Welcome to Episode 34:  The Forgetting Curve and Knitting

Brainy thing:   21:40  Redwood Curtain 31:40

What We’re Learning from our Knitting:

Margaret doesn’t realize that the Forgetting Curve threw her a curve on the Fish Lip Kiss heel until she messed up.    She made a sparkly pair of blue socks out of Knit Circus Pixie Dust fingering  weight  merino/silk/nylon/polyamide/metallic yarn.   Persie's sparkle socks
Years ago she got a similar yarn as a kit from Knit Circus for Jaala Spiro’s half circle Corrina Shawl in the Casseopeia  color way.   When she ran out (she didn’t do a gauge swatch—for shame)  Jaala Spiro dyed a skein that would especially go with the older color way.  So she had quite a bit of the yarn leftover.
corrina shawl
Along with the Vanessa Ives Mystery Shawl, Catherine continues making socks for the Afghans for Afghans organization.  This time she use Kate Atherly’s Baby Socks pattern .   She also made Lee Burstein’s Organic Cotton Heirloom Baby Hat , but out of wool instead of cotton.
Catherine continues to make progress on her meditative Vanessa Ives Shawl.

Catherine continues to make progress on her meditative Vanessa Ives Shawl.
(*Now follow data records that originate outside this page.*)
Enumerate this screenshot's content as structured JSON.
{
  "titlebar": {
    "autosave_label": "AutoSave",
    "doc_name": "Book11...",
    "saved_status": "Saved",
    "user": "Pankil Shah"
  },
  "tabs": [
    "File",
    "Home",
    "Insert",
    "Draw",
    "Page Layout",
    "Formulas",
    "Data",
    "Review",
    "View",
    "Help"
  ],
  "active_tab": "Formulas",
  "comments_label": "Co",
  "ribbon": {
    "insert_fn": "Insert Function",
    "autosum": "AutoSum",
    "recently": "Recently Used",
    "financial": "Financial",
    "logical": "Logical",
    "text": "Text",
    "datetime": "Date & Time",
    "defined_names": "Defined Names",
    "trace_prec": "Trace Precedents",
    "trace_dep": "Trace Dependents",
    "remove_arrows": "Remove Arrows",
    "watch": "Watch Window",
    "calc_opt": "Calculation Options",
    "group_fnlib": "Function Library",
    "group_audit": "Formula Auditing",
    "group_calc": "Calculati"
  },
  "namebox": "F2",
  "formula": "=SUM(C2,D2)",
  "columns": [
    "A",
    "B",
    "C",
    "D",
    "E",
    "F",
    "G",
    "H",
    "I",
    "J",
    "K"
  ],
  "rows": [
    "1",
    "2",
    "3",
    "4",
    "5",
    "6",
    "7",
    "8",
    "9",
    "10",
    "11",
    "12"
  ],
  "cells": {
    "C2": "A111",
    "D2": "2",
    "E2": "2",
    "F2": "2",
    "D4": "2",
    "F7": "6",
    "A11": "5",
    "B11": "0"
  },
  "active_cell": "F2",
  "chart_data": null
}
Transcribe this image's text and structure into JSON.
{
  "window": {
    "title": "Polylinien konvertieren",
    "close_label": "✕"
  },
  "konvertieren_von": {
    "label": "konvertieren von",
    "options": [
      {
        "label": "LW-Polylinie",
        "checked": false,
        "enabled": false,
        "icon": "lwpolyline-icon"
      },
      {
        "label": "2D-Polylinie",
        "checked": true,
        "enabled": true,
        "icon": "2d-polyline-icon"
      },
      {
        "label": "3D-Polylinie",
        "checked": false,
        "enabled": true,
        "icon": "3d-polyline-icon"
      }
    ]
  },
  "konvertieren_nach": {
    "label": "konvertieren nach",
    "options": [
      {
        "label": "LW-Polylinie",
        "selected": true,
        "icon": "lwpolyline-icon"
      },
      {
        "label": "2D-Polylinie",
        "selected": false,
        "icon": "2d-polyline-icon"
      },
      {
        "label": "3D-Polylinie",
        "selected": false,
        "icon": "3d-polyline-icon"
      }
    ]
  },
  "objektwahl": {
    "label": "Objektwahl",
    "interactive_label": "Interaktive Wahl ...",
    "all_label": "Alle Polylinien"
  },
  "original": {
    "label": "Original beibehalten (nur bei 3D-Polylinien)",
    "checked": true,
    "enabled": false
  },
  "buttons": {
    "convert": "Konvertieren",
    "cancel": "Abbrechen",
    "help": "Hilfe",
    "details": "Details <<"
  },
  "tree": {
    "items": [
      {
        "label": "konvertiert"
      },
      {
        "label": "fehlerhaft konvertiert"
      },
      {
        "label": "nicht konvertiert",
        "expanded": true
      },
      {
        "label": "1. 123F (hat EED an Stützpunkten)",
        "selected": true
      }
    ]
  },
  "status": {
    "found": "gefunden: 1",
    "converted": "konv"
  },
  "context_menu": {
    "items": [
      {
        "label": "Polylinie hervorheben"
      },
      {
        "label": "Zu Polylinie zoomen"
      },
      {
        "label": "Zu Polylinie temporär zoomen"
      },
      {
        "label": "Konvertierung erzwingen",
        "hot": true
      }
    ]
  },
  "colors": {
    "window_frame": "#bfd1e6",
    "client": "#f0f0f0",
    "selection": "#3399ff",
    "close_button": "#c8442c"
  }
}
BABY SOCKS Kate Atherley
Brainy Thing:   The Forgetting Curve
Baffled by her botched attempt at the Fish Kiss Lips Heel (she did it once and she thought she remembered it) Margaret delves into the world of forgetting and meets our old friend Hermann Ebbinghaus who first described the Forgetting Curve.  Elizabeth Loftus, a cognitive psychologist, describes different types of forgetting.
Behind the Redwood Curtain:
16474_150px
Catherine tells us about an icon of the Humboldt Bay, the statue of “The Fisherman” by Dick Crane.  (http://www.loc.gov/pictures/item/2011634667/)  He and his wife Salli own Dancing Crane Studios.
Knitting Tip:
Listener Kate Pricey offers a tip about making knitting into the Backward Loop Cast-on easier — go through the back loop.
Knitting Tip Contest:
Five back issues of Pom Pom magazine is the prize for a randomly selected winner from our Knitting Tip thread of on our group on Ravelry.pom pom smallest
Podcast Business:
We continue to have an on-going incentive prize for each 100 people who join our Teaching Your Brain to Knit podcast group on Ravelry.  (http://www.ravelry.com/groups/teaching-your-brain-to-knit)
opulent